Exercise description: Could you repeat every record below exactly, leaving out the pictures?

═════ Available data

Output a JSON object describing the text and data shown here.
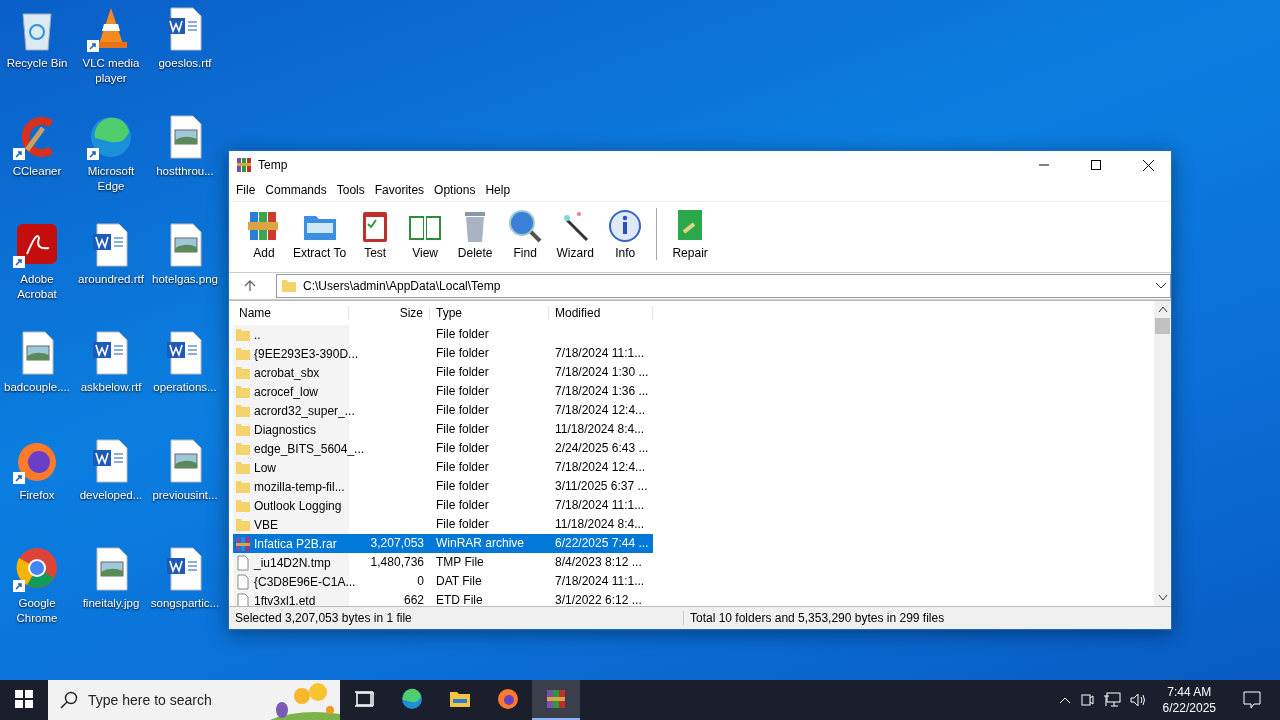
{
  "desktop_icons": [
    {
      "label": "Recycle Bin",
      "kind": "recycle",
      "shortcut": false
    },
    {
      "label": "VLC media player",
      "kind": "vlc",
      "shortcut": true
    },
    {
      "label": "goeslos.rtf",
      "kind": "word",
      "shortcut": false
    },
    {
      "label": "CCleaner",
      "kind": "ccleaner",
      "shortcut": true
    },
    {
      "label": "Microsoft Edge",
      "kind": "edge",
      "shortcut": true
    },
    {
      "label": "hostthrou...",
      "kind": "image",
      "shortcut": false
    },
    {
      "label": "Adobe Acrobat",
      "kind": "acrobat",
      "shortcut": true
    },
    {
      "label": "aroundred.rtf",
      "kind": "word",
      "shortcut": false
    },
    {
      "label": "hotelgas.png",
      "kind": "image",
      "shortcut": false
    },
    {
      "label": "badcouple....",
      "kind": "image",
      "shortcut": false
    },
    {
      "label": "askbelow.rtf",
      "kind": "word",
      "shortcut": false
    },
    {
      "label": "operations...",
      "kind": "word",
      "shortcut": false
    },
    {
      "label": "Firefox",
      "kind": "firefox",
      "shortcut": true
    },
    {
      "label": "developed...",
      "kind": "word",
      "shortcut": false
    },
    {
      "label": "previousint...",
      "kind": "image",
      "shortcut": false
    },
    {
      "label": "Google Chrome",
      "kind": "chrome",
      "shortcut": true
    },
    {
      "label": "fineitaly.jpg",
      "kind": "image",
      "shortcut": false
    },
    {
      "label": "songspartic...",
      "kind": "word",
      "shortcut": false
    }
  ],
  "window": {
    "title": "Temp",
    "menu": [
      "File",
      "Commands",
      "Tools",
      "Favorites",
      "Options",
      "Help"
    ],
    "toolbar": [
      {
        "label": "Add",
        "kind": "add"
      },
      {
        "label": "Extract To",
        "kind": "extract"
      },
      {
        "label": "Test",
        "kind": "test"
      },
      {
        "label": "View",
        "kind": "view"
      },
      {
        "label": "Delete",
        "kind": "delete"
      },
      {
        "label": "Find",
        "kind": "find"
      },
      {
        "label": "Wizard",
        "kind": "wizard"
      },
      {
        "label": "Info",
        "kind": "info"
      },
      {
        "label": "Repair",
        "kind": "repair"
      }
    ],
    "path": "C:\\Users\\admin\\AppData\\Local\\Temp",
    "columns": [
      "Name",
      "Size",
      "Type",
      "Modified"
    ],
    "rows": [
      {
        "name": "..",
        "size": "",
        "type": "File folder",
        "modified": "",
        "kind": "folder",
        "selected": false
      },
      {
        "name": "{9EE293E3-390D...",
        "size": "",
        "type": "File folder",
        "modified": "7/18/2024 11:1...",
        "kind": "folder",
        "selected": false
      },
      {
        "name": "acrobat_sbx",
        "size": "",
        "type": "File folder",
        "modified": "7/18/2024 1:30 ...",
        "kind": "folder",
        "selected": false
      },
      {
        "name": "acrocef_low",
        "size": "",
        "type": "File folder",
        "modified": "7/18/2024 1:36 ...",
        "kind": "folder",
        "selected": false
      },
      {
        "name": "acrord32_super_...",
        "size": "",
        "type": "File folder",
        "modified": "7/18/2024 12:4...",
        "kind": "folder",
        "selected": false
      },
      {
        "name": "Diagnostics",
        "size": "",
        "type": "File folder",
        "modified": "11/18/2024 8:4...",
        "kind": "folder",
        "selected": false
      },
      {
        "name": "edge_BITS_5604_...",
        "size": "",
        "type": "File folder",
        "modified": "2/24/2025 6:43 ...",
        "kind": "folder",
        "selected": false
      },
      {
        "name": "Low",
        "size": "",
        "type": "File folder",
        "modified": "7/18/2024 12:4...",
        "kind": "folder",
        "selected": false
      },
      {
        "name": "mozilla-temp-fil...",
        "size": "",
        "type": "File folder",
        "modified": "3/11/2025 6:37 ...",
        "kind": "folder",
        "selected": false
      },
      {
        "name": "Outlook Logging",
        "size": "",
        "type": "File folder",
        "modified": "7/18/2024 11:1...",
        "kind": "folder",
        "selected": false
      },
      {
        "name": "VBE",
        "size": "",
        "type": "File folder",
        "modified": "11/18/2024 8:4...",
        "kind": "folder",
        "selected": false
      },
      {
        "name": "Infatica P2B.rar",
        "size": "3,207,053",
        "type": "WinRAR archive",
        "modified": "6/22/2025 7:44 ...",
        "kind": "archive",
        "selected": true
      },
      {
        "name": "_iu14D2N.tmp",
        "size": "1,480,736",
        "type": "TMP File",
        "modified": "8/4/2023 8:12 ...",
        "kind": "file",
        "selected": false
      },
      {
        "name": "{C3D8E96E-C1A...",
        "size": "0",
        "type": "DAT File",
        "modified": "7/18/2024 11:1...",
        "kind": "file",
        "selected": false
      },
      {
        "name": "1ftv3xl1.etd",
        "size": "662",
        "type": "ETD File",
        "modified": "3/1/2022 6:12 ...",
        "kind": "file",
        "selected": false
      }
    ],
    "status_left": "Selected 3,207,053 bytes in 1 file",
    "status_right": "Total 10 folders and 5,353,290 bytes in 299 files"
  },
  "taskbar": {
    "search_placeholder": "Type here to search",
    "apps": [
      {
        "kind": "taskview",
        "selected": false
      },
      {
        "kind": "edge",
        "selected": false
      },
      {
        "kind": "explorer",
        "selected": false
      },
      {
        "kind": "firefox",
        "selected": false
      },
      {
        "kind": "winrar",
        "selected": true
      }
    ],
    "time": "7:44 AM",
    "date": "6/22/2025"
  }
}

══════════

Exercise answer:
Output a JSON object describing the text and data shown here.
{
  "desktop_icons": [
    {
      "label": "Recycle Bin",
      "kind": "recycle",
      "shortcut": false
    },
    {
      "label": "VLC media player",
      "kind": "vlc",
      "shortcut": true
    },
    {
      "label": "goeslos.rtf",
      "kind": "word",
      "shortcut": false
    },
    {
      "label": "CCleaner",
      "kind": "ccleaner",
      "shortcut": true
    },
    {
      "label": "Microsoft Edge",
      "kind": "edge",
      "shortcut": true
    },
    {
      "label": "hostthrou...",
      "kind": "image",
      "shortcut": false
    },
    {
      "label": "Adobe Acrobat",
      "kind": "acrobat",
      "shortcut": true
    },
    {
      "label": "aroundred.rtf",
      "kind": "word",
      "shortcut": false
    },
    {
      "label": "hotelgas.png",
      "kind": "image",
      "shortcut": false
    },
    {
      "label": "badcouple....",
      "kind": "image",
      "shortcut": false
    },
    {
      "label": "askbelow.rtf",
      "kind": "word",
      "shortcut": false
    },
    {
      "label": "operations...",
      "kind": "word",
      "shortcut": false
    },
    {
      "label": "Firefox",
      "kind": "firefox",
      "shortcut": true
    },
    {
      "label": "developed...",
      "kind": "word",
      "shortcut": false
    },
    {
      "label": "previousint...",
      "kind": "image",
      "shortcut": false
    },
    {
      "label": "Google Chrome",
      "kind": "chrome",
      "shortcut": true
    },
    {
      "label": "fineitaly.jpg",
      "kind": "image",
      "shortcut": false
    },
    {
      "label": "songspartic...",
      "kind": "word",
      "shortcut": false
    }
  ],
  "window": {
    "title": "Temp",
    "menu": [
      "File",
      "Commands",
      "Tools",
      "Favorites",
      "Options",
      "Help"
    ],
    "toolbar": [
      {
        "label": "Add",
        "kind": "add"
      },
      {
        "label": "Extract To",
        "kind": "extract"
      },
      {
        "label": "Test",
        "kind": "test"
      },
      {
        "label": "View",
        "kind": "view"
      },
      {
        "label": "Delete",
        "kind": "delete"
      },
      {
        "label": "Find",
        "kind": "find"
      },
      {
        "label": "Wizard",
        "kind": "wizard"
      },
      {
        "label": "Info",
        "kind": "info"
      },
      {
        "label": "Repair",
        "kind": "repair"
      }
    ],
    "path": "C:\\Users\\admin\\AppData\\Local\\Temp",
    "columns": [
      "Name",
      "Size",
      "Type",
      "Modified"
    ],
    "rows": [
      {
        "name": "..",
        "size": "",
        "type": "File folder",
        "modified": "",
        "kind": "folder",
        "selected": false
      },
      {
        "name": "{9EE293E3-390D...",
        "size": "",
        "type": "File folder",
        "modified": "7/18/2024 11:1...",
        "kind": "folder",
        "selected": false
      },
      {
        "name": "acrobat_sbx",
        "size": "",
        "type": "File folder",
        "modified": "7/18/2024 1:30 ...",
        "kind": "folder",
        "selected": false
      },
      {
        "name": "acrocef_low",
        "size": "",
        "type": "File folder",
        "modified": "7/18/2024 1:36 ...",
        "kind": "folder",
        "selected": false
      },
      {
        "name": "acrord32_super_...",
        "size": "",
        "type": "File folder",
        "modified": "7/18/2024 12:4...",
        "kind": "folder",
        "selected": false
      },
      {
        "name": "Diagnostics",
        "size": "",
        "type": "File folder",
        "modified": "11/18/2024 8:4...",
        "kind": "folder",
        "selected": false
      },
      {
        "name": "edge_BITS_5604_...",
        "size": "",
        "type": "File folder",
        "modified": "2/24/2025 6:43 ...",
        "kind": "folder",
        "selected": false
      },
      {
        "name": "Low",
        "size": "",
        "type": "File folder",
        "modified": "7/18/2024 12:4...",
        "kind": "folder",
        "selected": false
      },
      {
        "name": "mozilla-temp-fil...",
        "size": "",
        "type": "File folder",
        "modified": "3/11/2025 6:37 ...",
        "kind": "folder",
        "selected": false
      },
      {
        "name": "Outlook Logging",
        "size": "",
        "type": "File folder",
        "modified": "7/18/2024 11:1...",
        "kind": "folder",
        "selected": false
      },
      {
        "name": "VBE",
        "size": "",
        "type": "File folder",
        "modified": "11/18/2024 8:4...",
        "kind": "folder",
        "selected": false
      },
      {
        "name": "Infatica P2B.rar",
        "size": "3,207,053",
        "type": "WinRAR archive",
        "modified": "6/22/2025 7:44 ...",
        "kind": "archive",
        "selected": true
      },
      {
        "name": "_iu14D2N.tmp",
        "size": "1,480,736",
        "type": "TMP File",
        "modified": "8/4/2023 8:12 ...",
        "kind": "file",
        "selected": false
      },
      {
        "name": "{C3D8E96E-C1A...",
        "size": "0",
        "type": "DAT File",
        "modified": "7/18/2024 11:1...",
        "kind": "file",
        "selected": false
      },
      {
        "name": "1ftv3xl1.etd",
        "size": "662",
        "type": "ETD File",
        "modified": "3/1/2022 6:12 ...",
        "kind": "file",
        "selected": false
      }
    ],
    "status_left": "Selected 3,207,053 bytes in 1 file",
    "status_right": "Total 10 folders and 5,353,290 bytes in 299 files"
  },
  "taskbar": {
    "search_placeholder": "Type here to search",
    "apps": [
      {
        "kind": "taskview",
        "selected": false
      },
      {
        "kind": "edge",
        "selected": false
      },
      {
        "kind": "explorer",
        "selected": false
      },
      {
        "kind": "firefox",
        "selected": false
      },
      {
        "kind": "winrar",
        "selected": true
      }
    ],
    "time": "7:44 AM",
    "date": "6/22/2025"
  }
}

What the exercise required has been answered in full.